Identity, place and Eastbourne

More pics from Eastbourne, this time of interest to DD101 students, on the creation of identity and difference. In this case what we're looking at is the manufacturing of identity, and of difference, through the artificial creation of individuality. I came upon this gated housing estate being built while I was out for a walk.

First, they picture the beach and the sea at Eastbourne. This estate is miles from the sea. The word "Heights" in the name is a bit of a giveaway.

This manufactured community is intended for the over 45s only. No audible children or music etc. (Click on the image to expand it, and you will see the legend on the side of the van.)

This is where it gets really artificial. The estate is still being built while some people are already living there. The bungalows are being built and sold with their own "individuality" already established. This one is sold with its Chinese themed decoration ready installed. The next one, difficult to see here, has, with calculated incongruity, a Beatrix Potter theme. And so on down the street.

I don't know how long this shed has been in place, but not long enough to grow all the creeper. That was installed along with the shed.

Part of this is about the manufacture of community by putting up buildings, putting a (admittedly porous) fence around them and artificially delineating who should live in them. All of those are grist to the mill of the social science student. But in this case there's a specific application to the first few chapters of DD101, where the theme is difference and inequality. In this case the developers, as well as manufacturing community, are manufacturing difference - or to put it another way, manufacturing individuality. Treat it as a street, like the streets you've been examining so far in DD101. But note that this time any differences or individualities you see in the exterior of the bungalows has been put there deliberately and randomly by the developers.

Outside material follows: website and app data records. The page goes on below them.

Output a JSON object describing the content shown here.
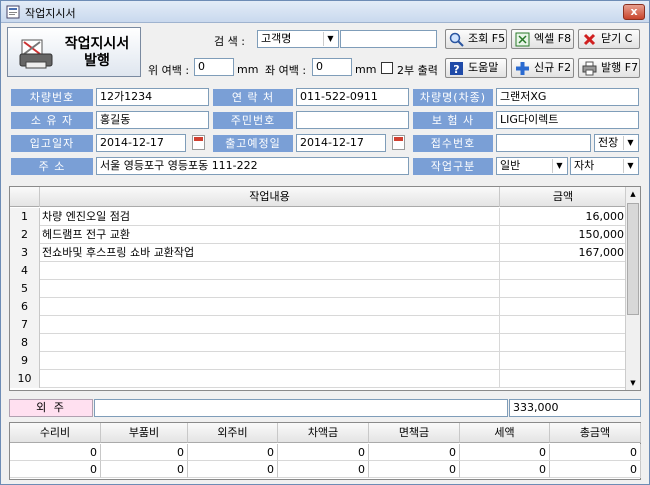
{
  "window": {
    "title": "작업지시서",
    "close_label": "x"
  },
  "issue_button": {
    "label_line1": "작업지시서",
    "label_line2": "발행"
  },
  "search": {
    "label": "검  색 :",
    "type_value": "고객명",
    "query_value": ""
  },
  "buttons": {
    "lookup": "조회 F5",
    "excel": "엑셀 F8",
    "close": "닫기 C",
    "help": "도움말",
    "new": "신규 F2",
    "print": "발행 F7"
  },
  "margins": {
    "top_label": "위 여백 :",
    "top_value": "0",
    "top_unit": "mm",
    "left_label": "좌 여백 :",
    "left_value": "0",
    "left_unit": "mm",
    "two_copies_label": "2부 출력"
  },
  "form": {
    "car_number_label": "차량번호",
    "car_number": "12가1234",
    "contact_label": "연 락 처",
    "contact": "011-522-0911",
    "car_model_label": "차량명(차종)",
    "car_model": "그랜저XG",
    "owner_label": "소 유 자",
    "owner": "홍길동",
    "resident_no_label": "주민번호",
    "resident_no": "",
    "insurer_label": "보 험 사",
    "insurer": "LIG다이렉트",
    "in_date_label": "입고일자",
    "in_date": "2014-12-17",
    "out_date_label": "출고예정일",
    "out_date": "2014-12-17",
    "receipt_label": "접수번호",
    "receipt_no": "",
    "receipt_type": "전장",
    "address_label": "주    소",
    "address": "서울 영등포구 영등포동 111-222",
    "work_type_label": "작업구분",
    "work_type": "일반",
    "work_kind": "자차"
  },
  "grid": {
    "col_desc": "작업내용",
    "col_amount": "금액",
    "rows": [
      {
        "n": "1",
        "desc": "차량 엔진오일 점검",
        "amount": "16,000"
      },
      {
        "n": "2",
        "desc": "헤드램프 전구 교환",
        "amount": "150,000"
      },
      {
        "n": "3",
        "desc": "전쇼바및 후스프링 쇼바 교환작업",
        "amount": "167,000"
      },
      {
        "n": "4",
        "desc": "",
        "amount": ""
      },
      {
        "n": "5",
        "desc": "",
        "amount": ""
      },
      {
        "n": "6",
        "desc": "",
        "amount": ""
      },
      {
        "n": "7",
        "desc": "",
        "amount": ""
      },
      {
        "n": "8",
        "desc": "",
        "amount": ""
      },
      {
        "n": "9",
        "desc": "",
        "amount": ""
      },
      {
        "n": "10",
        "desc": "",
        "amount": ""
      }
    ]
  },
  "outsource": {
    "label": "외    주",
    "desc": "",
    "total": "333,000"
  },
  "summary": {
    "headers": [
      "수리비",
      "부품비",
      "외주비",
      "차액금",
      "면책금",
      "세액",
      "총금액"
    ],
    "row1": [
      "0",
      "0",
      "0",
      "0",
      "0",
      "0",
      "0"
    ],
    "row2": [
      "0",
      "0",
      "0",
      "0",
      "0",
      "0",
      "0"
    ]
  }
}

The seaside

Just some shots I took at Eastbourne the other day.

They make a different class of beach hut there (running water and gas supplied).

They have their own tea chalet round the back. The Union Jack provides an extra touch of something.

And a Dotto train.

There's a very nice pier, and some winches. These are not like the winches at Hastings, which will be illustrated later.

Judging from the rust on the wire, these winches don't get used much.

This is an exercise in the creation of a seaside place and experience. The tea chalet, the train, the pier, and the winches all recall the nineteenth century creation of the seaside atmosphere. It's soggy with nostalgia, to quote Tom Lehrer. For AA100 students there's a lot here than resonates with the material in Book Four.